(Beginning of Input material)

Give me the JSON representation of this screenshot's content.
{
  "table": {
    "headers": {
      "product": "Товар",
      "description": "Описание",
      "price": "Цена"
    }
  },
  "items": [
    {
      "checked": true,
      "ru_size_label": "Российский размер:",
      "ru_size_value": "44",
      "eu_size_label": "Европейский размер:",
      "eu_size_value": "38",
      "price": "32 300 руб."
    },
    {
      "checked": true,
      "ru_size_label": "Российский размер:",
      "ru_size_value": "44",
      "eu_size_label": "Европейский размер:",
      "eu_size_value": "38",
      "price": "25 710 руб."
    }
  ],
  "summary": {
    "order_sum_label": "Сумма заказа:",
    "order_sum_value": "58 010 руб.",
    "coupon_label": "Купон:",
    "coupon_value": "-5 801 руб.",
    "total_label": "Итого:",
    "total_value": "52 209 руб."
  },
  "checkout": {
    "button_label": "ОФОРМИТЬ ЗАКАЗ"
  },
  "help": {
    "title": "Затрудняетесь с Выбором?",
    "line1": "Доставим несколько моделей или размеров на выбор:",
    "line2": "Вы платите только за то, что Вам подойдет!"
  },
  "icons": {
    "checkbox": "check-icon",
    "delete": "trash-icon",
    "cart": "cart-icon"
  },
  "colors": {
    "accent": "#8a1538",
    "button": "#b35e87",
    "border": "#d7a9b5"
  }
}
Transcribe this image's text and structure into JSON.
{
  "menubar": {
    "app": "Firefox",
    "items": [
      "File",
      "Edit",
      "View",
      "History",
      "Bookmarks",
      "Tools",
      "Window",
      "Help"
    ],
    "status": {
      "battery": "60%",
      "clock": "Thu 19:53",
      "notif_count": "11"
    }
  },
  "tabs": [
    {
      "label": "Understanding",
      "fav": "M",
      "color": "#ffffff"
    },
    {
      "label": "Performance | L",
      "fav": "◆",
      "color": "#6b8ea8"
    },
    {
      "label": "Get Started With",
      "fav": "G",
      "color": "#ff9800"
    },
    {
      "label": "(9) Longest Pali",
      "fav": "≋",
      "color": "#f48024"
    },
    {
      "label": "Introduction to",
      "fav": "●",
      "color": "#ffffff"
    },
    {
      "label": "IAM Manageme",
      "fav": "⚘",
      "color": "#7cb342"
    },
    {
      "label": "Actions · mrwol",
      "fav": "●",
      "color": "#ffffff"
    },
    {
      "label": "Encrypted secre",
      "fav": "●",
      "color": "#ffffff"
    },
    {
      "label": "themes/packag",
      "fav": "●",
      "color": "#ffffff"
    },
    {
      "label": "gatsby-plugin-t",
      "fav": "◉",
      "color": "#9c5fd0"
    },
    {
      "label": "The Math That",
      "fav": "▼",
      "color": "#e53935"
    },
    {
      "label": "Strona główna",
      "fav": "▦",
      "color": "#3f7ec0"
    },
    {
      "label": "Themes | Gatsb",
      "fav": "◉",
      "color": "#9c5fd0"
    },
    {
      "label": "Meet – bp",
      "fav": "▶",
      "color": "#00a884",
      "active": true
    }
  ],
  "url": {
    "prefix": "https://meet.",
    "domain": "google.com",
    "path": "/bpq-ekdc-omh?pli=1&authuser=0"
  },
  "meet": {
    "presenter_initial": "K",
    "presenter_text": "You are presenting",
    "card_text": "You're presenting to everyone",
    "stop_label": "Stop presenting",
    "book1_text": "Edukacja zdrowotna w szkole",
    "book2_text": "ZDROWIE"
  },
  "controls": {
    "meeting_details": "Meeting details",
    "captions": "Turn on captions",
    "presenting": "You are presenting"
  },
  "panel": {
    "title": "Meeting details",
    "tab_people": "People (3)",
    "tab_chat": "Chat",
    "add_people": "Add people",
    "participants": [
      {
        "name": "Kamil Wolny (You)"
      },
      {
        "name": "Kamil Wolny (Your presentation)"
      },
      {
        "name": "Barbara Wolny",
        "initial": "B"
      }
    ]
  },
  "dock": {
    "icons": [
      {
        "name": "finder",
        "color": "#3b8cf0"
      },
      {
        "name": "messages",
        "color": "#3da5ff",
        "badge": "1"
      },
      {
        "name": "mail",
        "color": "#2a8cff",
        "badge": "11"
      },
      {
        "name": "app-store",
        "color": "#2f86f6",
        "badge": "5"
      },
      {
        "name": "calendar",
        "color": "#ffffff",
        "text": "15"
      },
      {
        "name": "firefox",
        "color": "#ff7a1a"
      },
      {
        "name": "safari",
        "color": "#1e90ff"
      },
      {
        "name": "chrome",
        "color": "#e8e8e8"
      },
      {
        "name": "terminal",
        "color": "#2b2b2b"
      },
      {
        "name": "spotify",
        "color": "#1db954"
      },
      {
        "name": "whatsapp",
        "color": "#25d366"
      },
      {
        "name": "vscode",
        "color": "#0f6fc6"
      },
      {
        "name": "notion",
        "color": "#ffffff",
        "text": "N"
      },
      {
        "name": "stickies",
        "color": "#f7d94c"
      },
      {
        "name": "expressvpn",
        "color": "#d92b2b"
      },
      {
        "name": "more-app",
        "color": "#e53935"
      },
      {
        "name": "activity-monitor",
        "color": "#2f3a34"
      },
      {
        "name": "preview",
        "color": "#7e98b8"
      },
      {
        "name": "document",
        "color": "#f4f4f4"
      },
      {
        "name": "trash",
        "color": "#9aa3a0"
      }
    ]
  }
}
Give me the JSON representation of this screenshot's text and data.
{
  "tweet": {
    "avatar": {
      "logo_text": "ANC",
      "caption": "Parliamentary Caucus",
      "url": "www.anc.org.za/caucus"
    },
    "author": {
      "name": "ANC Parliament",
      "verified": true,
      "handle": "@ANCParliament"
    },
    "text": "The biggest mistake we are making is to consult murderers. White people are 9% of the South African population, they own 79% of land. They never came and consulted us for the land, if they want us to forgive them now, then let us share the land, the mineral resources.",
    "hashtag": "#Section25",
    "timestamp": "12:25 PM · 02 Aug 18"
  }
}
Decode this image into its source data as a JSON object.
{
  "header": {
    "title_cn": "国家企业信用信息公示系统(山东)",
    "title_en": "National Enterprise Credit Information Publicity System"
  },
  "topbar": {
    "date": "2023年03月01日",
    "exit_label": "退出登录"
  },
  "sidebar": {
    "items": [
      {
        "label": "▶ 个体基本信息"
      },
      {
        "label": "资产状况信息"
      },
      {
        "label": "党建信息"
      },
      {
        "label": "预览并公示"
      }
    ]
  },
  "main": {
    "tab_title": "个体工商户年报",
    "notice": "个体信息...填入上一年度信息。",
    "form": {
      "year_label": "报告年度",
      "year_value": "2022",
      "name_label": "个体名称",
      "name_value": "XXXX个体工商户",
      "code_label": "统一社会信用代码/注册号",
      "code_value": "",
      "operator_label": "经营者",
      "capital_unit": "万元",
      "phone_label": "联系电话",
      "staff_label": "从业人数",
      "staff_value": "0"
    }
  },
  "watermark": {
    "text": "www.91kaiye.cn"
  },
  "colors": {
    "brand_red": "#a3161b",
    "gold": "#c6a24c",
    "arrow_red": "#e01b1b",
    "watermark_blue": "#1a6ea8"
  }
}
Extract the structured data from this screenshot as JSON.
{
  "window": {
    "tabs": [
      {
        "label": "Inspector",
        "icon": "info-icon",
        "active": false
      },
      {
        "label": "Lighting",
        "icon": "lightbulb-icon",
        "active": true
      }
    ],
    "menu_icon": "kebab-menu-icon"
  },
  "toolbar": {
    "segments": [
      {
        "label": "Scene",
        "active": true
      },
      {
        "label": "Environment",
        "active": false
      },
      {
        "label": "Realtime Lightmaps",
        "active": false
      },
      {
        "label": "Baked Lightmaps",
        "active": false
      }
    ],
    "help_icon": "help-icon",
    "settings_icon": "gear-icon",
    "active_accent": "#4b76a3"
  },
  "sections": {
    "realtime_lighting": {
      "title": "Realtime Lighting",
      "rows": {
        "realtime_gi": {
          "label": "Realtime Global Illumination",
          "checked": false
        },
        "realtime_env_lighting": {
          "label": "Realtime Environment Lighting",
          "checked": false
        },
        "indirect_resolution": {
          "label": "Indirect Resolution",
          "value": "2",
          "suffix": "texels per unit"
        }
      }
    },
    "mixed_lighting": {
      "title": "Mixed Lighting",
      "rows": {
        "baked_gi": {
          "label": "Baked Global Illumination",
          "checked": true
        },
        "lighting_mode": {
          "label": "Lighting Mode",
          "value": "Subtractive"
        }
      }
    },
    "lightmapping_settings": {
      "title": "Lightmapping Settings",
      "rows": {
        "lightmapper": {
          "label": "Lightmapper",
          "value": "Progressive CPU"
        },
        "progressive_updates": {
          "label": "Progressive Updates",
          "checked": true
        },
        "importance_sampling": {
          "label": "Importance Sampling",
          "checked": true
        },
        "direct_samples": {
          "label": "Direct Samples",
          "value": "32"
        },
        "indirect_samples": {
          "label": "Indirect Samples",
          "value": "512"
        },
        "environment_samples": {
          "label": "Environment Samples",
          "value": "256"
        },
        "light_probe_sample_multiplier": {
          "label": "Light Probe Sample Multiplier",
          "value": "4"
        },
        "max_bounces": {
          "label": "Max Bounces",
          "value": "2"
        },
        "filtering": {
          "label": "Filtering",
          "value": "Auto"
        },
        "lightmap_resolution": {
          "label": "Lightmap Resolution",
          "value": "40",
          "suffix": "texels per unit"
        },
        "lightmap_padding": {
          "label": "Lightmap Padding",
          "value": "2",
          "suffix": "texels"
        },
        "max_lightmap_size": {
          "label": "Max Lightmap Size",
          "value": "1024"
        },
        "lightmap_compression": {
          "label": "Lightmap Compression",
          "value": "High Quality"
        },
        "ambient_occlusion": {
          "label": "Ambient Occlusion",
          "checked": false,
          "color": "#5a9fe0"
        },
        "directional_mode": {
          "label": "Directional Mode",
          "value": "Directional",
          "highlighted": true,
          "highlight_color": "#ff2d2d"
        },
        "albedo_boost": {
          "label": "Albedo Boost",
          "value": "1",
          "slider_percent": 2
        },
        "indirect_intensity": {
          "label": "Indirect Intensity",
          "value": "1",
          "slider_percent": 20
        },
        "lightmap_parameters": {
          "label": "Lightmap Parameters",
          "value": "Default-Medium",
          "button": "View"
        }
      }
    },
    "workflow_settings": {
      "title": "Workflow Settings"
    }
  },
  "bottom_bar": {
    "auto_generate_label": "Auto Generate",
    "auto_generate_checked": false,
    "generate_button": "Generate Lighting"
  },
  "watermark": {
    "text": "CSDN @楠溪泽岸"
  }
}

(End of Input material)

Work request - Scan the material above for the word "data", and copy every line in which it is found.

The answer -
Give me the JSON representation of this screenshot's text and data.
Decode this image into its source data as a JSON object.
Extract the structured data from this screenshot as JSON.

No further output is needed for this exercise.